We’ve been getting great feedback on the questions and answers we’ve posted the last three Fridays. Including some more questions. We’ve answered several below and plan to have more for you next week. If you have a question, please post it in the comments to this post, email it to firstname.lastname@example.org or connect with us @WakeTransit on Twitter.
1) For those trips other than non-peak, what would be hours of service?, More buses?
Figure 3: Service Types Table on page 11 of the Expanded Transit Choices report provides details about span of service for all types of transit modes proposed in this plan.
While specific start and end times will not be proposed in the Wake Transit Investment Strategy, the plan proposes 6 hours of weekday peak service for every route regardless of technology (approximately 3 hours in the AM and 3 hours in the PM). The weekday base period will last roughly 9 hours for every route except 60-minute routes (8 hours), and evening span ranging from 2-5 hours. With the exception of peak-only routes the span of service for most routes in the system will range from 18-20 hours a day, a significant increase from present.
Under this plan Saturday spans will largely mirror weekday service (18-20 hours for most routes) and Sundays will be slightly less (17-18 hour). In both cases, every route will have Saturday and Sunday service, a major change to present services, and routes will run much more frequently and longer during the day.
2) Why does rail stop at 440?
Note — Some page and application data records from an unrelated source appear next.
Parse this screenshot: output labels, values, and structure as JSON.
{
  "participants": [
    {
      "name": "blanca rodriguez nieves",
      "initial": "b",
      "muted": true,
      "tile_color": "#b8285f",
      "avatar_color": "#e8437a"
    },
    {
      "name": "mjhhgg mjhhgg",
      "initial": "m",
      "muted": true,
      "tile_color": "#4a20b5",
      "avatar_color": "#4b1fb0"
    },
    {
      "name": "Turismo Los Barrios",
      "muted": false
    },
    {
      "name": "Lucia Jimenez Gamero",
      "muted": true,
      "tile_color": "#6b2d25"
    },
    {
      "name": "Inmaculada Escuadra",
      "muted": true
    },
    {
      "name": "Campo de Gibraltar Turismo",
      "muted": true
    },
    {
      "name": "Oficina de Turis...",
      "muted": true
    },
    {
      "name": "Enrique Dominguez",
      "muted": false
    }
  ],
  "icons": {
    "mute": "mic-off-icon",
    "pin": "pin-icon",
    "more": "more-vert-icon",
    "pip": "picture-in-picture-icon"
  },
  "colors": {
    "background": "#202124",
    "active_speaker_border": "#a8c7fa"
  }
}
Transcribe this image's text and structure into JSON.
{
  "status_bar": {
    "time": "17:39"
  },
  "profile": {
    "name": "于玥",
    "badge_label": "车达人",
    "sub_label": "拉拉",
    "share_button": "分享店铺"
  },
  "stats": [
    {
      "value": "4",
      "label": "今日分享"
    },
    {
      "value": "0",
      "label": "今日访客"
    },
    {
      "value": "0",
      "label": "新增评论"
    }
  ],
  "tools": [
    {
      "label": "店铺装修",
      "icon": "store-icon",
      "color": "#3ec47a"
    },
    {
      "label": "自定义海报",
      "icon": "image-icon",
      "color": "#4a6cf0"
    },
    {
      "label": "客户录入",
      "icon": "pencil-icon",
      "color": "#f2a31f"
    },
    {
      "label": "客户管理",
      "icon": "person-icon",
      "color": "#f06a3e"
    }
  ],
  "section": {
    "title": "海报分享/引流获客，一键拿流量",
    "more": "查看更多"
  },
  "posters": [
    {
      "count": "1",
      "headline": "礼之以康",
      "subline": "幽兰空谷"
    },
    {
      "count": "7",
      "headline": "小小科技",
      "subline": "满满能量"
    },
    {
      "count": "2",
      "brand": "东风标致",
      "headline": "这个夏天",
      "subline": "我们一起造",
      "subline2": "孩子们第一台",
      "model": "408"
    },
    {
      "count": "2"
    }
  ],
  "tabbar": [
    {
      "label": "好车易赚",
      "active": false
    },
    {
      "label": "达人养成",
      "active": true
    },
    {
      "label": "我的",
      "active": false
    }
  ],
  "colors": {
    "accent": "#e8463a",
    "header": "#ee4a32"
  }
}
Rail service stops at I-440 primarily because the plan was unable to identify enough revenue resources to pay for infrastructure and service investements during the 10-year plan horizon. This is part of the reason why the rail segment north from downtown Raleigh to I-440 will only operate at 30 minute headways rather than 15 minutes as proposed for the segment between downtown Raleigh and the Research Triangle Park. A future plan update may identify the need to extend the rail line beyond I-440 to the north, improve headways to 15 minutes or both.
3) As BRT routes circular (GORaleigh 12) or out and back style?
It is preferred that major transit corridors follow a linear path with bi-directional service. This is the preferred alternative for all corridors with major investment. The only exception may be the end of the line where a terminus point for the route is needed.
4) How will downtown Raleigh be impacted with future expansion of bus service?
Several questions this week are related to bus service in Raleigh. Remember, the name of the current service recently changed to GoRaleigh.
Downtown Raleigh will have an increase in bus service in all scenarios; however, some routes may route through the urban core in lieu of using a centralized transit hub such as the current Moore Square. The final details associated with routing in the urban cores of Raleigh and Cary will be defined once a final alternative is selected.
5) Why is the S. Saunders BRT only in the coverage alternative? Why does the Capital BRT stop so soon outside downtown?
The segment added along Wilmington and South Saunders Streets between downtown Raleigh and Garner is added to the coverage scenario and not the ridership scenario because investment in this corridor won’t yield high ridership results but will help improve travel time and reliability for local and express bus services from the rest of Wake County and which will benefit from being trunked along this corridor. The Wilmington / South Saunders BRT corridor would likely yield similar results under the BRT – Ridership scenario but due to resource prioritization constraints there isn’t revenue available to implement this particular project within the 10-year plan horizon.